With hard mouths and crushing teeth for devouring crabs, triggers can be tricky when it comes to setting a hook.  A very firm strip strike is required if you’re to experience success.






Crabs might well be their principal prey, but triggers will just as readily gobble up shrimps which is why our homer Shrimpson scored


Saturday, 23 November 2013

Predators like Storms…


Casa Viejo Chac guide Chucho clutching a spanking mangrove tarpon I winkled out on a 1/0 cockroach fly


The reason for coming to Ascension Bay is to avoid nasty weather back home!  Yet, against the rub of the green this season has seen unprecedented storms, which has a telling effect on fish.  Thankfully though the predators seem hungrier than ever and remained active to give us tremendous sport over the last few days.  In particular tarpon and snook have been our main focus, but plenty of barracuda and sharks latched onto our flies too.  Consequently, we’re now in a dilemma as to whether we want those lazy summer days so evocative of this part of the world to return…
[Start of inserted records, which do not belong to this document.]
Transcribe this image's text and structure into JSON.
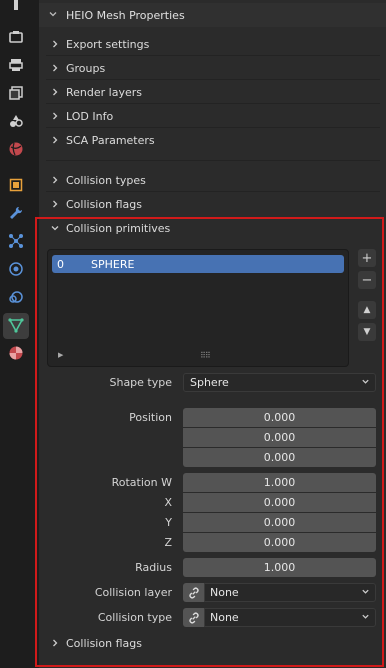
{
  "panel": {
    "title": "HEIO Mesh Properties",
    "sections": [
      {
        "label": "Export settings"
      },
      {
        "label": "Groups"
      },
      {
        "label": "Render layers"
      },
      {
        "label": "LOD Info"
      },
      {
        "label": "SCA Parameters"
      },
      {
        "label": "Collision types"
      },
      {
        "label": "Collision flags"
      }
    ],
    "collision_primitives": {
      "label": "Collision primitives",
      "list": [
        {
          "index": "0",
          "name": "SPHERE"
        }
      ],
      "buttons": {
        "add": "+",
        "remove": "−",
        "up": "▲",
        "down": "▼"
      },
      "shape_type": {
        "label": "Shape type",
        "value": "Sphere"
      },
      "position": {
        "label": "Position",
        "values": [
          "0.000",
          "0.000",
          "0.000"
        ]
      },
      "rotation": [
        {
          "label": "Rotation W",
          "value": "1.000"
        },
        {
          "label": "X",
          "value": "0.000"
        },
        {
          "label": "Y",
          "value": "0.000"
        },
        {
          "label": "Z",
          "value": "0.000"
        }
      ],
      "radius": {
        "label": "Radius",
        "value": "1.000"
      },
      "collision_layer": {
        "label": "Collision layer",
        "value": "None"
      },
      "collision_type": {
        "label": "Collision type",
        "value": "None"
      },
      "collision_flags": {
        "label": "Collision flags"
      }
    }
  },
  "tabs": [
    {
      "icon": "tool-icon"
    },
    {
      "icon": "render-icon"
    },
    {
      "icon": "output-icon"
    },
    {
      "icon": "view-layer-icon"
    },
    {
      "icon": "scene-icon"
    },
    {
      "icon": "world-icon"
    },
    {
      "icon": "object-icon"
    },
    {
      "icon": "modifier-icon"
    },
    {
      "icon": "particles-icon"
    },
    {
      "icon": "physics-icon"
    },
    {
      "icon": "constraints-icon"
    },
    {
      "icon": "mesh-data-icon"
    },
    {
      "icon": "material-icon"
    }
  ],
  "colors": {
    "accent": "#4772b3",
    "highlight_border": "#d11a1a"
  }
}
P1020217Pete Eville displays a cracking snook (one of many) that we ambushed as they sidled along the edges on mangrove channels in search of sardines


We found plenty of cuda too which are in an aggressive mood at the moment, so much so that this beast latched onto my shrimp pattern intended for bonefish.  Heaven knows how it never sliced through the 10lb tippet with gnashers like that!